We have five years until we need to seriously think about Andy Pettitte: Hall of Famer. My view right now is that he’s not. That could change, or it could not. Depends on what I’m able to figure out and what others are able to figure out and express persuasively for his cause.
There have been a lot of “he has a lot of wins!” arguments floated in the past 24 hours and I don’t think those will ever persuade me. Joe Sheehan, however, has the first serious attempt I’ve seen that I think has the potential to make headway. It’s less about “here are Pettitte’s numbers,” and more about re-defining what it means to be a Hall of Fame pitcher:
Pettitte’s raw statistics fall short of the standard for the Hall of Fame, but not by enough to keep him out of the discussion. Pettitte, by dint of the timing of his career, is going to be the focal point for two arguments about the electorate’s standards: that the line for starting pitchers has gotten too high, and that postseason work should be given greater weight then it ever has.
Again: if I had a vote today, I think it would be no, and part of that is because I’m not convinced, as Joe is, that Pettitte’s postseason work “pushed him over the top.” But Joe has identified a fertile line of inquiry here about era and context. And it would do us well to use the next five years to think hard about it.

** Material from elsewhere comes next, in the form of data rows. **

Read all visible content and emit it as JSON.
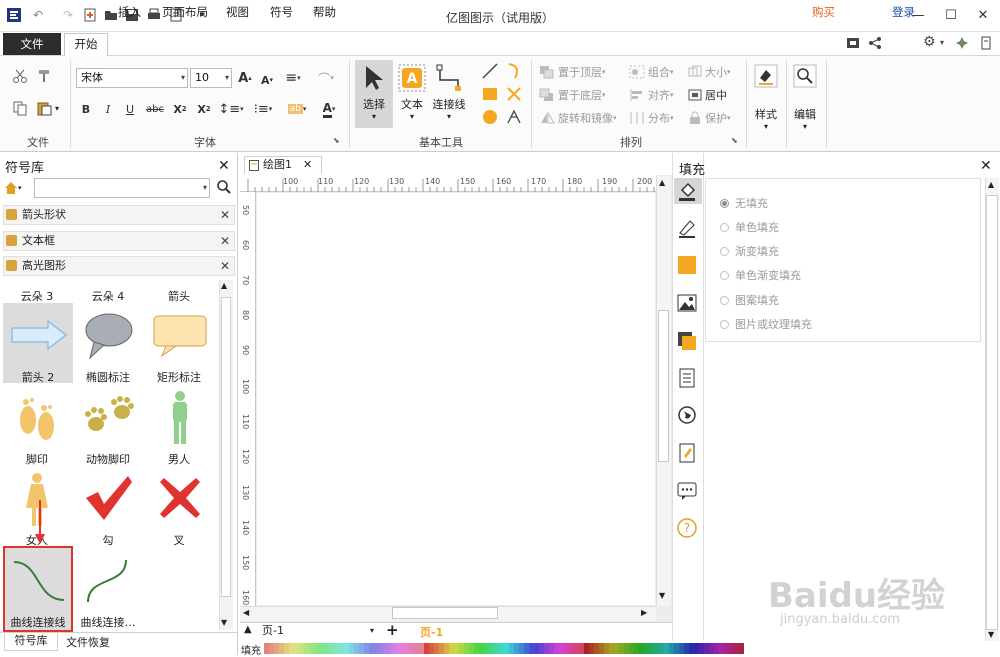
{
  "app": {
    "title": "亿图图示（试用版）"
  },
  "menu": {
    "file": "文件",
    "tabs": [
      "开始",
      "插入",
      "页面布局",
      "视图",
      "符号",
      "帮助"
    ]
  },
  "account": {
    "buy": "购买",
    "login": "登录"
  },
  "ribbon": {
    "groups": {
      "file": "文件",
      "font": "字体",
      "basic_tools": "基本工具",
      "arrange": "排列"
    },
    "font_name": "宋体",
    "font_size": "10",
    "tools": {
      "select": "选择",
      "text": "文本",
      "connector": "连接线",
      "style": "样式",
      "edit": "编辑"
    },
    "arrange": {
      "bring_front": "置于顶层",
      "send_back": "置于底层",
      "rotate_mirror": "旋转和镜像",
      "group": "组合",
      "align": "对齐",
      "distribute": "分布",
      "size": "大小",
      "center": "居中",
      "protect": "保护"
    }
  },
  "left_panel": {
    "title": "符号库",
    "libraries": [
      "箭头形状",
      "文本框",
      "高光图形"
    ],
    "symbols": [
      {
        "label": "云朵 3"
      },
      {
        "label": "云朵 4"
      },
      {
        "label": "箭头"
      },
      {
        "label": "箭头 2"
      },
      {
        "label": "椭圆标注"
      },
      {
        "label": "矩形标注"
      },
      {
        "label": "脚印"
      },
      {
        "label": "动物脚印"
      },
      {
        "label": "男人"
      },
      {
        "label": "女人"
      },
      {
        "label": "勾"
      },
      {
        "label": "叉"
      },
      {
        "label": "曲线连接线"
      },
      {
        "label": "曲线连接…"
      }
    ],
    "bottom_tabs": [
      "符号库",
      "文件恢复"
    ]
  },
  "document": {
    "tab": "绘图1",
    "ruler_top": [
      "100",
      "110",
      "120",
      "130",
      "140",
      "150",
      "160",
      "170",
      "180",
      "190",
      "200"
    ],
    "ruler_left": [
      "50",
      "60",
      "70",
      "80",
      "90",
      "100",
      "110",
      "120",
      "130",
      "140",
      "150",
      "160"
    ],
    "page_select": "页-1",
    "page_tab": "页-1",
    "fill_label": "填充"
  },
  "fill_panel": {
    "title": "填充",
    "options": [
      "无填充",
      "单色填充",
      "渐变填充",
      "单色渐变填充",
      "图案填充",
      "图片或纹理填充"
    ],
    "selected": 0
  },
  "watermark": {
    "brand": "Baidu经验",
    "url": "jingyan.baidu.com"
  },
  "colors": {
    "accent": "#f5a623",
    "highlight": "#e0322e",
    "selected_tool_bg": "#d6d6d6"
  }
}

Maybe that will change my mind and the mind of the majority of people who, I sense anyway, don’t think Pettitte is a Hall of Famer. Maybe it won’t. But it certainly does us better than spinning our wheels like we seem to have done so much with starting pitchers in recent years.
We’ve written several times about how boring the Padres’ uniforms and color scheme is. And how that’s an even greater shame given how colorful they used to be. No, not all of their mustard and brown ensembles were great looking, but some were and at some point it’s better to miss boldly than to endure blandness.
Now comes a hint that the Padres may step a toe back into the world of bright colors. At least a little bit. A picture of a new Padres cap is making the rounds in which a new “sunshine yellow” color has been added to the blue and white:
This story from the Union-Tribune notes that the yellow also appears on the recently-unveiled 2016 All-Star Game logo, suggesting that the yellow in the cap could either be part of some special All-Star-related gear or a new color to the normal Padres livery.
I still strongly advocate for the Padres to bring back the brown — and there are a multitude of design ideas which could do that in tasteful fashion — but for now any addition of some color would be a good thing.
Oakland’s re-acquisition of infielder Jed Lowrie from Houston makes it “likely” that the A’s will now trade infielder Brett Lawrie, according to Susan Slusser of the San Francisco Chronicle.
Slusser says Lowrie’s arrival “all but ensures” both Lawrie and Danny Valencia are on the trading block, adding that Lawrie “is considered the better bet to be traded.”
Acquired last offseason from the Blue Jays in the Josh Donaldson trade, Lawrie hit .260 with 16 homers and a .706 OPS in 149 games while playing second base and third base. At age 25 he’s a solid player, but Lawrie has failed to live up to his perceived potential while hitting .263 with a .736 OPS in 494 career games.
At this point it sounds like the A’s plan to start Marcus Semien at shortstop and Lowrie at second base.
Peter Gammons reports that the Red Sox are on a mission to sign David Price and that they will pay some serious money to get him. Gammons quotes one anonymous GM who says that he expects the Sox to “go $30-40 million above anyone else.”
The man calling the shots for the Sox is Dave Dombrowski and he knows Price well, of course, having traded for him in Detroit. But there is going to be serious competition for Price’s services with the Jays and Cubs, among many others, bidding for his services. It would be unusual for a team to outbid the competition by tens of millions as Gammons’ source suggests, but the dollars will be considerable regardless.
The Wednesday night before Thanksgiving usually means one thing: going to some mildly depressing bar in your hometown and meeting up with all of the people with whom you went to high school.
Oakland A’s pitcher Sean Doolittle and his girlfriend, Eireann Dolan, bypassed that dreary tradition and did something more uplifting instead: they hosted 17 Syrian refugee families for an early Thanksgiving dinner.
There has been a lot of controversy lately about U.S. policy regarding Syrian refugees. Based on all of this, the only thing controversial here is that someone is letting that kid be a Chicago Bears fan. That’s no way to introduce anyone to the greatness of America.